Scripting languages such as PHP, Perl and Python have been around for several years and their use appears to be growing, according to analysts. IBM's participation in the open-source PHP community will help make development more professional, said Anne Thomas Manes, an analyst at the Burton Group.

"There's always been a huge interest in scripting languages...It makes sense for IBM to get into it," said Thomas Manes.

IBM could also benefit from smaller companies that build an initial Web application with PHP and then later upgrade to Big Blue's WebSphere server software, which is better suited for transactions, noted Thomas Murphy, an analyst at the Meta Group.

"People recognize that scripting languages fill a certain space in the market, including others in the Java community," Murphy said. "As IBM pushes into the small and medium-size market, which uses a lot of scripting, they need to make a play there."

One industry executive who requested not to be named said that IBM's push into PHP and scripting reflects IBM's disillusionment with the Java standardization process and the industry's inability to make Java very easy to use.

"IBM's been so fed up with Java that they've been looking for alternatives for years," the executive said. "They want people to build applications quickly that tap into IBM back-ends...and with Java, it just isn't happening."

For his part, Smith said that Java and PHP can be used for different tasks and said that IBM remains committed to Java.

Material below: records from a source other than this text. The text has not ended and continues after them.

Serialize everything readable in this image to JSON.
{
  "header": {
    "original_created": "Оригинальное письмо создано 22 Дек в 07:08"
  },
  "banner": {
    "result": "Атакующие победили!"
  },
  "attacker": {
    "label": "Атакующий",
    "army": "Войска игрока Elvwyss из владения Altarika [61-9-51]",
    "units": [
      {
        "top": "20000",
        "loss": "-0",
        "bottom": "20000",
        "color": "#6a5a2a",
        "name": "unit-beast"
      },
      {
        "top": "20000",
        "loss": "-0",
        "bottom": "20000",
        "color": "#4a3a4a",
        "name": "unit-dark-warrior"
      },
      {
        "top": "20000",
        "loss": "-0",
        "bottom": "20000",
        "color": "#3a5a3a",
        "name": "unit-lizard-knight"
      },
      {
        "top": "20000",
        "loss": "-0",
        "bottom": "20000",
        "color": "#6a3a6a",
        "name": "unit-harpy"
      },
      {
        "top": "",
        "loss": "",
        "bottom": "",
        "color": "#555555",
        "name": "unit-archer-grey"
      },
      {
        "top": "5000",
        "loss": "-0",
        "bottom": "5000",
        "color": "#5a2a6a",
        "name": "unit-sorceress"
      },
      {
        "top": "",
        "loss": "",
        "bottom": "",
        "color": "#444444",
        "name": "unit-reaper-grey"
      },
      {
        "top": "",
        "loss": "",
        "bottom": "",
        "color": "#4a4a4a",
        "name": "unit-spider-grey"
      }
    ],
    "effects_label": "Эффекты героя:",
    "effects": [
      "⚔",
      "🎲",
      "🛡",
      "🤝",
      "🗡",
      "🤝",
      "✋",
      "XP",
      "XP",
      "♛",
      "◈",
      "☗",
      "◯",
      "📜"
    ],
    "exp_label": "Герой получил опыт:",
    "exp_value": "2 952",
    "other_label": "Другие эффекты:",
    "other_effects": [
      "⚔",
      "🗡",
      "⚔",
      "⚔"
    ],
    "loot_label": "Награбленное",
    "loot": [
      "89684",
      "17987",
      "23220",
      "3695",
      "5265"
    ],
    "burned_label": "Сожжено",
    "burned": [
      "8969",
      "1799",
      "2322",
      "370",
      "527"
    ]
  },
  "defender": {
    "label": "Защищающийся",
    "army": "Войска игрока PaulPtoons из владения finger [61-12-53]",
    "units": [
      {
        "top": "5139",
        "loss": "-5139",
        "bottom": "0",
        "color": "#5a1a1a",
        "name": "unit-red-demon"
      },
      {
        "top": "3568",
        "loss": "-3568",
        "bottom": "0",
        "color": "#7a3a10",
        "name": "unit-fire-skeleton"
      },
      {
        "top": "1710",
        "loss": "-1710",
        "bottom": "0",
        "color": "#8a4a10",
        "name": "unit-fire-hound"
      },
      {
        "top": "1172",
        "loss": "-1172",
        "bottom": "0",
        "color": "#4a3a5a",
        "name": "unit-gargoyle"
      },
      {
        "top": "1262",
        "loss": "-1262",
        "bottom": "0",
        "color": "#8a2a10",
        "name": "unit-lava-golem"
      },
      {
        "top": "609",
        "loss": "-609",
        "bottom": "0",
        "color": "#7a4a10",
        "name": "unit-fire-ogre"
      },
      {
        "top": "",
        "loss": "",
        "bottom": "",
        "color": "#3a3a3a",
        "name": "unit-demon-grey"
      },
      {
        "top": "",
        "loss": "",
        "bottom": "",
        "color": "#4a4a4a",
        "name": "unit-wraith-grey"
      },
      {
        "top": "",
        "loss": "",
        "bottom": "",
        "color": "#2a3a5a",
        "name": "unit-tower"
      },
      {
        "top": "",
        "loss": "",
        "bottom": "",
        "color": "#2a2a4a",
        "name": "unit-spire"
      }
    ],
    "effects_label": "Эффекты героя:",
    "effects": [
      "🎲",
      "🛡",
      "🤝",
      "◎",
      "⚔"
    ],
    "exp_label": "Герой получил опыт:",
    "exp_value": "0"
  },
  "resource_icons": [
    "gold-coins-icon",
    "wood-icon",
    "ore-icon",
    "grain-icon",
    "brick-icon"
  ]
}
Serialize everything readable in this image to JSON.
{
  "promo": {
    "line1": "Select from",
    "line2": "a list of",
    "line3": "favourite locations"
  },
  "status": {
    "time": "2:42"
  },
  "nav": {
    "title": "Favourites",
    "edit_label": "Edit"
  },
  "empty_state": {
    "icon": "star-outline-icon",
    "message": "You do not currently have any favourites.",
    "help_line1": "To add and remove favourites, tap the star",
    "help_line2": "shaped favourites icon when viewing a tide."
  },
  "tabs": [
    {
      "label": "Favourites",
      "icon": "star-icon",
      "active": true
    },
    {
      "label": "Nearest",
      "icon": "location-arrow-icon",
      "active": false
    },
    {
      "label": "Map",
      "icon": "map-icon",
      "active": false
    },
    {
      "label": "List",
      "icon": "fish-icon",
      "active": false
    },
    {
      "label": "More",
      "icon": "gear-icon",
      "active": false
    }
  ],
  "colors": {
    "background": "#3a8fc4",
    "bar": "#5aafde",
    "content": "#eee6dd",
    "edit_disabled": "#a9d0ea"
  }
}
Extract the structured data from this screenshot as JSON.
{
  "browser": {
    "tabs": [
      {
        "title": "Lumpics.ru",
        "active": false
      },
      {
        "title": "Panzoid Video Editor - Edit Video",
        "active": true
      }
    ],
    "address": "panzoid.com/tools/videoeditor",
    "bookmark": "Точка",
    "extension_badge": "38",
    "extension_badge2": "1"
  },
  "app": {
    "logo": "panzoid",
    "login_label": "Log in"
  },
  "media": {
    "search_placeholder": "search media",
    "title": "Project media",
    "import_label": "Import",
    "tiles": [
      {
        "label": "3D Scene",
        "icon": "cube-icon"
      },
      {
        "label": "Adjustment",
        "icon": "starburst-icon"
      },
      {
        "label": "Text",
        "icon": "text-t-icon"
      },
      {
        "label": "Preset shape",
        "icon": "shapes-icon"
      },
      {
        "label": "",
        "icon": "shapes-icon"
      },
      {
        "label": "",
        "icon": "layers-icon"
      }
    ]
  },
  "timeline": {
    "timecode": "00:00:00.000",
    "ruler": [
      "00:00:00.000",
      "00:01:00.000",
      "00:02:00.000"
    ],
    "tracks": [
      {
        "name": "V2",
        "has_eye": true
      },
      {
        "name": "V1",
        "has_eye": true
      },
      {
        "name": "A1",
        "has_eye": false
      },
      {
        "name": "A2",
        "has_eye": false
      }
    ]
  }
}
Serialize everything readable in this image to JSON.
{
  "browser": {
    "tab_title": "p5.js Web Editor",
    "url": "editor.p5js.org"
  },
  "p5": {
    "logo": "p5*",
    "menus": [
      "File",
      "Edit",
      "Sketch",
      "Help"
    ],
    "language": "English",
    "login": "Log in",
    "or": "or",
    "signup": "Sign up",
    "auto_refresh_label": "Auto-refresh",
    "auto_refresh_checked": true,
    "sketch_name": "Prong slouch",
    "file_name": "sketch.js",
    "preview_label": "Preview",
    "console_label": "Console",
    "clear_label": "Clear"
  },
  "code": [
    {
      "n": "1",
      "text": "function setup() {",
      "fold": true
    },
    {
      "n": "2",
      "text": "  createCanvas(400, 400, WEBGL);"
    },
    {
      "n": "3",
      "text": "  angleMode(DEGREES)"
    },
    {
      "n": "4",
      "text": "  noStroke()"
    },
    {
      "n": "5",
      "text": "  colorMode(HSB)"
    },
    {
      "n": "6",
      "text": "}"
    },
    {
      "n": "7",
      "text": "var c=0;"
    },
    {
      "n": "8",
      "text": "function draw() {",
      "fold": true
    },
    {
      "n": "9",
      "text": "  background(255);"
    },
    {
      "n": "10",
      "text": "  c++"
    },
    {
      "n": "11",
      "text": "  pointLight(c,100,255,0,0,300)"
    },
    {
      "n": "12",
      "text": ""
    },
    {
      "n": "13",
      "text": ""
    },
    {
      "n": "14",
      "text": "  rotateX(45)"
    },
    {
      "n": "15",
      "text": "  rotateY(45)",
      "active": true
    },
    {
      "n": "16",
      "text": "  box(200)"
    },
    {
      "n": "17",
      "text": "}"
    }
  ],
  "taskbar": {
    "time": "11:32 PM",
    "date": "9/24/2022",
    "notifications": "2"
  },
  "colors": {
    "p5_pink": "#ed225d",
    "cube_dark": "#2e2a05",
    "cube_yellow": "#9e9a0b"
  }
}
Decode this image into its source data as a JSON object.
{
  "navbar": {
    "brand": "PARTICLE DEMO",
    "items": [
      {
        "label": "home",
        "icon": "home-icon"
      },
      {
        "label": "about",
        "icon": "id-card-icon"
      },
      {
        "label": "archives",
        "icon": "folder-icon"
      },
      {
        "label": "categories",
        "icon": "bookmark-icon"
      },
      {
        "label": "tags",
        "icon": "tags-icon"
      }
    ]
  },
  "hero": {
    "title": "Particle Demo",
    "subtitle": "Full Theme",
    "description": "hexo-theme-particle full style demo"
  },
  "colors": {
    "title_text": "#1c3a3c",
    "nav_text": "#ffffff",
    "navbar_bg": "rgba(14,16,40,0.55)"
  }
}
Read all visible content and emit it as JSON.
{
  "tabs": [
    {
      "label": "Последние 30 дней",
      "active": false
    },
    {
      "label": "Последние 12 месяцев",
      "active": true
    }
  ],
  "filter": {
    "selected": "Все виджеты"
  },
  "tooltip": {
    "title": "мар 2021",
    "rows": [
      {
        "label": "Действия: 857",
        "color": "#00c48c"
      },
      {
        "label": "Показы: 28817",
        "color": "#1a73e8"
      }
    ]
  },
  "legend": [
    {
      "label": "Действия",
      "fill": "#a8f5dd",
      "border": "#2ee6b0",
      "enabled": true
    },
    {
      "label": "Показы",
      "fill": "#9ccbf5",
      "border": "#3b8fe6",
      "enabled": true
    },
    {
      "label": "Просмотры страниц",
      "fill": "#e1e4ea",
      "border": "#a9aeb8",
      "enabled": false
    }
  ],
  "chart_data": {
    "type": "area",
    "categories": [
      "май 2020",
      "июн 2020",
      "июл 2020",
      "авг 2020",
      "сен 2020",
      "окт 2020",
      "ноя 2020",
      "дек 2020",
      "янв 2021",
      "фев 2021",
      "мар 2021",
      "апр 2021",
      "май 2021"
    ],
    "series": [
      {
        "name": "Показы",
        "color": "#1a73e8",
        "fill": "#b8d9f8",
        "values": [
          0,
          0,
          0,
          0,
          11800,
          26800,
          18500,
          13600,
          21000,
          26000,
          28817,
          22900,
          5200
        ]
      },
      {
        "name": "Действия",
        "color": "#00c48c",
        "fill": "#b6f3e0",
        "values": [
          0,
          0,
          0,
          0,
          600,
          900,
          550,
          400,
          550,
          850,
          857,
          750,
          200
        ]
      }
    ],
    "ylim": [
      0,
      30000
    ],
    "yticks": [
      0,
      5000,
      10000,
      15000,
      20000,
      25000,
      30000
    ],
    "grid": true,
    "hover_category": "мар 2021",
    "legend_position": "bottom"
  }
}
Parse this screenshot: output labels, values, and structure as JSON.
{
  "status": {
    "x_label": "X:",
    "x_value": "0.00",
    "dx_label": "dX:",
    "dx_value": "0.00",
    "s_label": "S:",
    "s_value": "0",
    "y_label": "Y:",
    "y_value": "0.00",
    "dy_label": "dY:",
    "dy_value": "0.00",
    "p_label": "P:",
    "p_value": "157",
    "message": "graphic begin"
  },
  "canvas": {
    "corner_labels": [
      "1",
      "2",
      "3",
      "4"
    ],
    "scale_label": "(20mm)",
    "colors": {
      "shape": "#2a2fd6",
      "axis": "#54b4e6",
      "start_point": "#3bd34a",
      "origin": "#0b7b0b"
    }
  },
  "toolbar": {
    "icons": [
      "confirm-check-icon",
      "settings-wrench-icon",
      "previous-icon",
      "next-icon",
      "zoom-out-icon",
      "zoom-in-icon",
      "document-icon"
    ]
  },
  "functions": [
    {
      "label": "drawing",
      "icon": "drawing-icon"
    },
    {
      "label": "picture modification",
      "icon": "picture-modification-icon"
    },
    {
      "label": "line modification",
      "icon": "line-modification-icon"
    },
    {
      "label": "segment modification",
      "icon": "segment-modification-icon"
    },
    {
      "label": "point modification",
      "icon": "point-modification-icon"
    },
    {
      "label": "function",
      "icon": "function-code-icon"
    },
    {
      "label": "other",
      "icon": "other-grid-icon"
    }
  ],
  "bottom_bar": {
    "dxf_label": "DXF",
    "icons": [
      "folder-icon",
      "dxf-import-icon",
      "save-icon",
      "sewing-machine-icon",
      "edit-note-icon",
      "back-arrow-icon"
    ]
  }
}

Separately on Friday, IBM announced plans to submit about 30 projects to SourceForge.net, a Web site that hosts thousands of open-source projects. Included in the IBM donations are the Jikes product, which is designed to speed up Java development.